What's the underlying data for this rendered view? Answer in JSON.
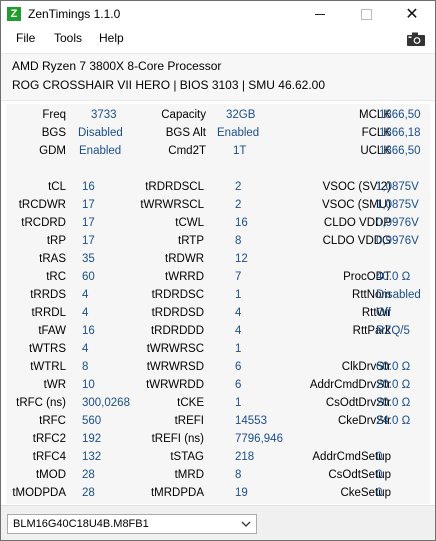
{
  "window": {
    "title": "ZenTimings 1.1.0",
    "icon_letter": "Z"
  },
  "menu": [
    "File",
    "Tools",
    "Help"
  ],
  "header": {
    "cpu": "AMD Ryzen 7 3800X 8-Core Processor",
    "board": "ROG CROSSHAIR VII HERO | BIOS 3103 | SMU 46.62.00"
  },
  "top_rows": [
    [
      [
        "Freq",
        "3733"
      ],
      [
        "Capacity",
        "32GB"
      ],
      [
        "MCLK",
        "1866,50"
      ]
    ],
    [
      [
        "BGS",
        "Disabled"
      ],
      [
        "BGS Alt",
        "Enabled"
      ],
      [
        "FCLK",
        "1866,18"
      ]
    ],
    [
      [
        "GDM",
        "Enabled"
      ],
      [
        "Cmd2T",
        "1T"
      ],
      [
        "UCLK",
        "1866,50"
      ]
    ]
  ],
  "timing_rows": [
    [
      [
        "tCL",
        "16"
      ],
      [
        "tRDRDSCL",
        "2"
      ],
      [
        "VSOC (SVI2)",
        "1,0875V"
      ]
    ],
    [
      [
        "tRCDWR",
        "17"
      ],
      [
        "tWRWRSCL",
        "2"
      ],
      [
        "VSOC (SMU)",
        "1,0875V"
      ]
    ],
    [
      [
        "tRCDRD",
        "17"
      ],
      [
        "tCWL",
        "16"
      ],
      [
        "CLDO VDDP",
        "0,9976V"
      ]
    ],
    [
      [
        "tRP",
        "17"
      ],
      [
        "tRTP",
        "8"
      ],
      [
        "CLDO VDDG",
        "0,9976V"
      ]
    ],
    [
      [
        "tRAS",
        "35"
      ],
      [
        "tRDWR",
        "12"
      ],
      [
        "",
        ""
      ]
    ],
    [
      [
        "tRC",
        "60"
      ],
      [
        "tWRRD",
        "7"
      ],
      [
        "ProcODT",
        "40.0 Ω"
      ]
    ],
    [
      [
        "tRRDS",
        "4"
      ],
      [
        "tRDRDSC",
        "1"
      ],
      [
        "RttNom",
        "Disabled"
      ]
    ],
    [
      [
        "tRRDL",
        "4"
      ],
      [
        "tRDRDSD",
        "4"
      ],
      [
        "RttWr",
        "Off"
      ]
    ],
    [
      [
        "tFAW",
        "16"
      ],
      [
        "tRDRDDD",
        "4"
      ],
      [
        "RttPark",
        "RZQ/5"
      ]
    ],
    [
      [
        "tWTRS",
        "4"
      ],
      [
        "tWRWRSC",
        "1"
      ],
      [
        "",
        ""
      ]
    ],
    [
      [
        "tWTRL",
        "8"
      ],
      [
        "tWRWRSD",
        "6"
      ],
      [
        "ClkDrvStr",
        "60.0 Ω"
      ]
    ],
    [
      [
        "tWR",
        "10"
      ],
      [
        "tWRWRDD",
        "6"
      ],
      [
        "AddrCmdDrvStr",
        "20.0 Ω"
      ]
    ],
    [
      [
        "tRFC (ns)",
        "300,0268"
      ],
      [
        "tCKE",
        "1"
      ],
      [
        "CsOdtDrvStr",
        "20.0 Ω"
      ]
    ],
    [
      [
        "tRFC",
        "560"
      ],
      [
        "tREFI",
        "14553"
      ],
      [
        "CkeDrvStr",
        "24.0 Ω"
      ]
    ],
    [
      [
        "tRFC2",
        "192"
      ],
      [
        "tREFI (ns)",
        "7796,946"
      ],
      [
        "",
        ""
      ]
    ],
    [
      [
        "tRFC4",
        "132"
      ],
      [
        "tSTAG",
        "218"
      ],
      [
        "AddrCmdSetup",
        "0"
      ]
    ],
    [
      [
        "tMOD",
        "28"
      ],
      [
        "tMRD",
        "8"
      ],
      [
        "CsOdtSetup",
        "0"
      ]
    ],
    [
      [
        "tMODPDA",
        "28"
      ],
      [
        "tMRDPDA",
        "19"
      ],
      [
        "CkeSetup",
        "0"
      ]
    ]
  ],
  "module_select": {
    "selected": "BLM16G40C18U4B.M8FB1"
  },
  "icons": {
    "close": "close-icon",
    "minimize": "minimize-icon",
    "maximize": "maximize-icon",
    "screenshot": "camera-icon",
    "dropdown": "chevron-down-icon"
  },
  "colors": {
    "value_text": "#1a4e8a",
    "app_icon": "#1f9e2b"
  }
}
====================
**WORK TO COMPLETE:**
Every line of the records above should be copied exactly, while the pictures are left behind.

**OUTPUT OF THE EXERCISE:**
What's the underlying data for this rendered view? Answer in JSON.
{
  "window": {
    "title": "ZenTimings 1.1.0",
    "icon_letter": "Z"
  },
  "menu": [
    "File",
    "Tools",
    "Help"
  ],
  "header": {
    "cpu": "AMD Ryzen 7 3800X 8-Core Processor",
    "board": "ROG CROSSHAIR VII HERO | BIOS 3103 | SMU 46.62.00"
  },
  "top_rows": [
    [
      [
        "Freq",
        "3733"
      ],
      [
        "Capacity",
        "32GB"
      ],
      [
        "MCLK",
        "1866,50"
      ]
    ],
    [
      [
        "BGS",
        "Disabled"
      ],
      [
        "BGS Alt",
        "Enabled"
      ],
      [
        "FCLK",
        "1866,18"
      ]
    ],
    [
      [
        "GDM",
        "Enabled"
      ],
      [
        "Cmd2T",
        "1T"
      ],
      [
        "UCLK",
        "1866,50"
      ]
    ]
  ],
  "timing_rows": [
    [
      [
        "tCL",
        "16"
      ],
      [
        "tRDRDSCL",
        "2"
      ],
      [
        "VSOC (SVI2)",
        "1,0875V"
      ]
    ],
    [
      [
        "tRCDWR",
        "17"
      ],
      [
        "tWRWRSCL",
        "2"
      ],
      [
        "VSOC (SMU)",
        "1,0875V"
      ]
    ],
    [
      [
        "tRCDRD",
        "17"
      ],
      [
        "tCWL",
        "16"
      ],
      [
        "CLDO VDDP",
        "0,9976V"
      ]
    ],
    [
      [
        "tRP",
        "17"
      ],
      [
        "tRTP",
        "8"
      ],
      [
        "CLDO VDDG",
        "0,9976V"
      ]
    ],
    [
      [
        "tRAS",
        "35"
      ],
      [
        "tRDWR",
        "12"
      ],
      [
        "",
        ""
      ]
    ],
    [
      [
        "tRC",
        "60"
      ],
      [
        "tWRRD",
        "7"
      ],
      [
        "ProcODT",
        "40.0 Ω"
      ]
    ],
    [
      [
        "tRRDS",
        "4"
      ],
      [
        "tRDRDSC",
        "1"
      ],
      [
        "RttNom",
        "Disabled"
      ]
    ],
    [
      [
        "tRRDL",
        "4"
      ],
      [
        "tRDRDSD",
        "4"
      ],
      [
        "RttWr",
        "Off"
      ]
    ],
    [
      [
        "tFAW",
        "16"
      ],
      [
        "tRDRDDD",
        "4"
      ],
      [
        "RttPark",
        "RZQ/5"
      ]
    ],
    [
      [
        "tWTRS",
        "4"
      ],
      [
        "tWRWRSC",
        "1"
      ],
      [
        "",
        ""
      ]
    ],
    [
      [
        "tWTRL",
        "8"
      ],
      [
        "tWRWRSD",
        "6"
      ],
      [
        "ClkDrvStr",
        "60.0 Ω"
      ]
    ],
    [
      [
        "tWR",
        "10"
      ],
      [
        "tWRWRDD",
        "6"
      ],
      [
        "AddrCmdDrvStr",
        "20.0 Ω"
      ]
    ],
    [
      [
        "tRFC (ns)",
        "300,0268"
      ],
      [
        "tCKE",
        "1"
      ],
      [
        "CsOdtDrvStr",
        "20.0 Ω"
      ]
    ],
    [
      [
        "tRFC",
        "560"
      ],
      [
        "tREFI",
        "14553"
      ],
      [
        "CkeDrvStr",
        "24.0 Ω"
      ]
    ],
    [
      [
        "tRFC2",
        "192"
      ],
      [
        "tREFI (ns)",
        "7796,946"
      ],
      [
        "",
        ""
      ]
    ],
    [
      [
        "tRFC4",
        "132"
      ],
      [
        "tSTAG",
        "218"
      ],
      [
        "AddrCmdSetup",
        "0"
      ]
    ],
    [
      [
        "tMOD",
        "28"
      ],
      [
        "tMRD",
        "8"
      ],
      [
        "CsOdtSetup",
        "0"
      ]
    ],
    [
      [
        "tMODPDA",
        "28"
      ],
      [
        "tMRDPDA",
        "19"
      ],
      [
        "CkeSetup",
        "0"
      ]
    ]
  ],
  "module_select": {
    "selected": "BLM16G40C18U4B.M8FB1"
  },
  "icons": {
    "close": "close-icon",
    "minimize": "minimize-icon",
    "maximize": "maximize-icon",
    "screenshot": "camera-icon",
    "dropdown": "chevron-down-icon"
  },
  "colors": {
    "value_text": "#1a4e8a",
    "app_icon": "#1f9e2b"
  }
}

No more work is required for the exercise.